As a result I feel compelled to speak more of the failings of the book than the ideas it may contain.
The book is undoubtedly far too long. A properly edited book of 20% the length would make a much better read. Let me suggest some improvements:-
The current book is terminally repetitive. Sometimes De Bono acknowledges the repetition and it is used mistakenly to reinforce a point, but often the repetition seems totally unplanned. It's as if De Bono spilled a briefcase full of draft copies on the way to the publisher, haphazardly scoped them up and this became the book. I genuinely found myself checking that page numbers had not been duplicated.
There's a sense of De Bono's frustration that pervades the book. There are endless references to the successes, often repeated of course, with claims of real change achieved, and yet a constant sense that he feels the ideas have not been fully appreciated and adopted.
There are interminable references to his other books, and if you've read those then the regurgitation of those books here must multiply the sense of repetition many fold. Indeed it's not until page 175 that there's the bold claim that an idea is being described here for the first time! The idea, `Septines' spans just over three pages and is unremarkable, but for it then leading directly to an assault on the British Awards and Honours System which it seems has seen fit to award sports personalities, but not Mr De Bono.
Along with a sense of De Bono selling his other wares, both books and training courses, the result is far from satisfying.
This is a great shame. The final chapters do feel like a cry of help from someone who feels they have been carrying the torch of change alone for too long, despite numerous examples in the book where people appear to have adopted the ideas.
Amongst all of this I did find myself scribbling notes, particularly of some of the examples of results achieved when the described tools have been put to use. There is some good stuff in here if you've the strength to find it.

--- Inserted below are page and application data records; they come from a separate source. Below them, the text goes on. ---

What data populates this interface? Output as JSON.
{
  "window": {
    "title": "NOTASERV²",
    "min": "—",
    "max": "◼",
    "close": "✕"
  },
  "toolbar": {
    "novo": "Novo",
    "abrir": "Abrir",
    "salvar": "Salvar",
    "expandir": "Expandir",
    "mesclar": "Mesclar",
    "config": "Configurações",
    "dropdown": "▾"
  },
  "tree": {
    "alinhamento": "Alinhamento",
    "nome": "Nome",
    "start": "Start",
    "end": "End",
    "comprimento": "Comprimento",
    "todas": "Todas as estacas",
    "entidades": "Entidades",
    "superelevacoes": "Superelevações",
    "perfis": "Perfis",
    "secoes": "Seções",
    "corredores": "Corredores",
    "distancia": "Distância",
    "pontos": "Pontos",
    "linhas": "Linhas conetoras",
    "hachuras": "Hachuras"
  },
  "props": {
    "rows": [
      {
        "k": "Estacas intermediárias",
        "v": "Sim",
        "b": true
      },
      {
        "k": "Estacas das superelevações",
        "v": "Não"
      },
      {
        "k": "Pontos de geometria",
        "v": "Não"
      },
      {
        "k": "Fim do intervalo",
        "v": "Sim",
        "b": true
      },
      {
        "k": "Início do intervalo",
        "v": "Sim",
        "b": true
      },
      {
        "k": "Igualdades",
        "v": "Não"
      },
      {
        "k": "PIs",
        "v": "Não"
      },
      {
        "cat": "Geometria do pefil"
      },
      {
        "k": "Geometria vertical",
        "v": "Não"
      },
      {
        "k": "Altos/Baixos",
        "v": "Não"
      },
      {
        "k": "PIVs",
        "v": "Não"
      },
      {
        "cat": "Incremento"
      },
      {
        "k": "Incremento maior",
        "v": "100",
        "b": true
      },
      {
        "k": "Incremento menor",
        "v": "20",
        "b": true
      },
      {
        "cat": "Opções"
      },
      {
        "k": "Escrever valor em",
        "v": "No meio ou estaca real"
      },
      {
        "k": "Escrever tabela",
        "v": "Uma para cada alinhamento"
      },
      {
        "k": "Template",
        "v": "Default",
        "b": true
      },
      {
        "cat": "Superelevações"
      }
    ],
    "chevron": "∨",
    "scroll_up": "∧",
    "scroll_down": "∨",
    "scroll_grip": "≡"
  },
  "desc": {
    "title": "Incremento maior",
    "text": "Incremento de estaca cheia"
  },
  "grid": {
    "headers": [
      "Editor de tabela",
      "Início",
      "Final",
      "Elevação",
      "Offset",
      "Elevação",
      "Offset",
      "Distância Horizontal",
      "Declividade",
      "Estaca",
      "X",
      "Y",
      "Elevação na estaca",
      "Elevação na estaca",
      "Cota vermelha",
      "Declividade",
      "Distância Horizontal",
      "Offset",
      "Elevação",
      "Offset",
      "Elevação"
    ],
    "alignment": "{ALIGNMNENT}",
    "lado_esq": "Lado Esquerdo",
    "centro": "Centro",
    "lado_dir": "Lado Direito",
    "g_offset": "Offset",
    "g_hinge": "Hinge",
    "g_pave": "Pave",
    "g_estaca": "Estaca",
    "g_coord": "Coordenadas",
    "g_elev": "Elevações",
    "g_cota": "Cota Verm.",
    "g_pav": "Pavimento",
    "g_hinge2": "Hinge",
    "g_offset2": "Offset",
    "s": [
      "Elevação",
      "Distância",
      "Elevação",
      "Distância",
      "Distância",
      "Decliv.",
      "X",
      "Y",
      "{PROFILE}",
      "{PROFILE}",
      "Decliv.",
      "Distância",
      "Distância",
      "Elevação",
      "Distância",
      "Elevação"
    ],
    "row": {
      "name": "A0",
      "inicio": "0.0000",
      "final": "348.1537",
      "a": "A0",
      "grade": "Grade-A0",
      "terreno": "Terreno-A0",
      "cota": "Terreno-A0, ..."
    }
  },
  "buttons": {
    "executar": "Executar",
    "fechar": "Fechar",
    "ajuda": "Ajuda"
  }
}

If only someone could have wrested the manuscript from De Bono's hand to wield a red pen and carve out from the draft the key points in a coherent structure, I'm sure this would be a better book and one that might be much more effective at soliciting the support that De Bono seems to be in search of.
If you've not already read his other books then perhaps this is a book to browse from the library rather than one worth adding to your reference collection.